▶ **Problem to work on**:
Check the material that follows for the word "subtitle" and say how many lines contain it, with no other words.

◇ ◇ ◇ ◇ ◇

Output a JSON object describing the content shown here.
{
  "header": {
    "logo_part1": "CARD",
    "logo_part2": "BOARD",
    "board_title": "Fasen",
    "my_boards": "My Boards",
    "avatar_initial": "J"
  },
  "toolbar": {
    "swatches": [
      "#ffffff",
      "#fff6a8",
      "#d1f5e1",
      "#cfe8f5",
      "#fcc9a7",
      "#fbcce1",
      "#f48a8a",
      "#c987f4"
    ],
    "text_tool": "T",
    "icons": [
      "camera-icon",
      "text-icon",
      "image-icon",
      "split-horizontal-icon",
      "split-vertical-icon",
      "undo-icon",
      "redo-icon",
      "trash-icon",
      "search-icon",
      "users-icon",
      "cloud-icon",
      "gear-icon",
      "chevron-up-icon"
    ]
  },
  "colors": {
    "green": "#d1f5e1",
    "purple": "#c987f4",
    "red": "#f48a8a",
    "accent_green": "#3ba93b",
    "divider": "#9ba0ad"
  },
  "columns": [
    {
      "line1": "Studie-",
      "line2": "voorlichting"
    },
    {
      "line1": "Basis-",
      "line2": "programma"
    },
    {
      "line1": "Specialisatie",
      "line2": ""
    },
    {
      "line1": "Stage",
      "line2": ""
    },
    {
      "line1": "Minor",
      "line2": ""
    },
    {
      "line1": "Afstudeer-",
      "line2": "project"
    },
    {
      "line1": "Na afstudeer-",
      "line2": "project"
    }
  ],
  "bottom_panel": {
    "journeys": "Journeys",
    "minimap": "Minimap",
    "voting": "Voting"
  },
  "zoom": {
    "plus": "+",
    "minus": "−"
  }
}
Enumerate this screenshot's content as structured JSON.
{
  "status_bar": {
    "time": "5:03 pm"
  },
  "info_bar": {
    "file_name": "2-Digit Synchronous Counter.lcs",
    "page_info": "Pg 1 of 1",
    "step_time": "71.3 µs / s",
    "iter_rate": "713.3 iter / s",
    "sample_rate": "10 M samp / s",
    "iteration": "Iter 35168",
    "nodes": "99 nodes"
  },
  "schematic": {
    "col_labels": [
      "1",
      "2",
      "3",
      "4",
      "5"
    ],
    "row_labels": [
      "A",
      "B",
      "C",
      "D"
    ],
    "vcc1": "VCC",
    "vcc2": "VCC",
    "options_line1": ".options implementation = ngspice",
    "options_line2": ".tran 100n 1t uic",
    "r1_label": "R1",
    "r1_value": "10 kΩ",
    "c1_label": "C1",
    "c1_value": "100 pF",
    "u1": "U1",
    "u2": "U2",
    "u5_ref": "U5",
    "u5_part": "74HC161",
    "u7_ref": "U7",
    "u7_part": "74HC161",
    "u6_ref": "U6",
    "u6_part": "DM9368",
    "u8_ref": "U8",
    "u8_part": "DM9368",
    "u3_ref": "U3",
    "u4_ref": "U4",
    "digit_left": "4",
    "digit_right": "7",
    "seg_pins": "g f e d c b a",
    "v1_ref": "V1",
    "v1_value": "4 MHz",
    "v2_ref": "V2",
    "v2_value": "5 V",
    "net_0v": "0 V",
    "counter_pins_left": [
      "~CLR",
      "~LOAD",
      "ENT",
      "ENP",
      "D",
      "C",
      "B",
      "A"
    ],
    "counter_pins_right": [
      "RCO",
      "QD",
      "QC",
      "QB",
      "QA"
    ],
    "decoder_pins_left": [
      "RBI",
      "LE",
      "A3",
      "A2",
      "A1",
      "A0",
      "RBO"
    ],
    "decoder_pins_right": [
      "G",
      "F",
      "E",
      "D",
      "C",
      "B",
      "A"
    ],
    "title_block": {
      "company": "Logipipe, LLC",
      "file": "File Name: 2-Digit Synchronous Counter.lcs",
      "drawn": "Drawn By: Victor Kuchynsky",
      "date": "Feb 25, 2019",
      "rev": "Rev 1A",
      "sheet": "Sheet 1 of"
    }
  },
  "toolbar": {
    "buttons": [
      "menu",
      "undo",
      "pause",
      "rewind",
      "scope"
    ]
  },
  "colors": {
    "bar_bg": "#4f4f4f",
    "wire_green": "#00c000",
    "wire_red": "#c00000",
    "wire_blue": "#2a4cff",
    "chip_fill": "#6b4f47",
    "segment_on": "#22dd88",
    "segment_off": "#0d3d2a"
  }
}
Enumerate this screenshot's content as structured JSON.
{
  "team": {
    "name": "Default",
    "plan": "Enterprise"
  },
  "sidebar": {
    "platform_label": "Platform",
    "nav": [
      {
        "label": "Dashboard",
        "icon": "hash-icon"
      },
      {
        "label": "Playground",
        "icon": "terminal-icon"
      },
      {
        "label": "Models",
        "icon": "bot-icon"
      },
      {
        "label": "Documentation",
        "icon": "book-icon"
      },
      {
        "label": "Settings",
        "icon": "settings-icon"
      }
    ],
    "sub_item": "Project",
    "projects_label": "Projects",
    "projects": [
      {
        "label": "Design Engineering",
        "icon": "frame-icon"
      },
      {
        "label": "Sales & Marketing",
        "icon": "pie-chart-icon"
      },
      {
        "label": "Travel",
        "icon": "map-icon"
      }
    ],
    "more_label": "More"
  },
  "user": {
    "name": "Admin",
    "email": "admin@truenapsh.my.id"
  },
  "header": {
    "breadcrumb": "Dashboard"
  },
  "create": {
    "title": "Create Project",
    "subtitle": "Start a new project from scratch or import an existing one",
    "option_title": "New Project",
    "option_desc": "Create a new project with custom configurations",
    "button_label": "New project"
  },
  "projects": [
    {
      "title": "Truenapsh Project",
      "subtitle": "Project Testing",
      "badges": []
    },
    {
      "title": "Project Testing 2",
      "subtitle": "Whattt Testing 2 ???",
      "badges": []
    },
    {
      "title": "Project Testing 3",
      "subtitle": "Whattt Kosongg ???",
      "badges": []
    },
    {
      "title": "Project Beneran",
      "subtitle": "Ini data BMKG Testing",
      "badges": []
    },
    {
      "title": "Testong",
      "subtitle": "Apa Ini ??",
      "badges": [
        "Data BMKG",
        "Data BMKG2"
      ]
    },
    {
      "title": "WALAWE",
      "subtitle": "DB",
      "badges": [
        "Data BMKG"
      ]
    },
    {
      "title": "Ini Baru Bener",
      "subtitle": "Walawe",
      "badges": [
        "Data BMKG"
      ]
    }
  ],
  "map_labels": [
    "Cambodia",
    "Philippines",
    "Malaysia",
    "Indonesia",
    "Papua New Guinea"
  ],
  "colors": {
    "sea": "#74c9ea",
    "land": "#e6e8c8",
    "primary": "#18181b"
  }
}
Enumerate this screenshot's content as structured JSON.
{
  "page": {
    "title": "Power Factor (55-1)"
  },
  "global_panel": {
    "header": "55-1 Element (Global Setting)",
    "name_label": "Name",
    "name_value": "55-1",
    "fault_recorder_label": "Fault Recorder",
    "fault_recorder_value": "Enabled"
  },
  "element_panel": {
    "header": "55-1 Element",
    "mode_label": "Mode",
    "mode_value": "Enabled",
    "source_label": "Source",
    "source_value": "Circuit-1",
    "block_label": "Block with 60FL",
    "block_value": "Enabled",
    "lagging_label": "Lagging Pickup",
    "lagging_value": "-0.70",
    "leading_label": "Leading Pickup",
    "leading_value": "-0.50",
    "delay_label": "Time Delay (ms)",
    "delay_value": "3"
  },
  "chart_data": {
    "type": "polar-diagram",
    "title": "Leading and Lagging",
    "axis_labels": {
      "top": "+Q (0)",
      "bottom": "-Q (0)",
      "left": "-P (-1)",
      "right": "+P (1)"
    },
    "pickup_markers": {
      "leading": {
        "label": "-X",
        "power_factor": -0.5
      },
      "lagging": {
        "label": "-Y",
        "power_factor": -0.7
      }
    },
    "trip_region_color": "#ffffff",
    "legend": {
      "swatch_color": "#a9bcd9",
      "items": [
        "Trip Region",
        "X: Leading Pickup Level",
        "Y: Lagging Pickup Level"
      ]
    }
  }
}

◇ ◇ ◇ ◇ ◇

▶ **Expected output**:
8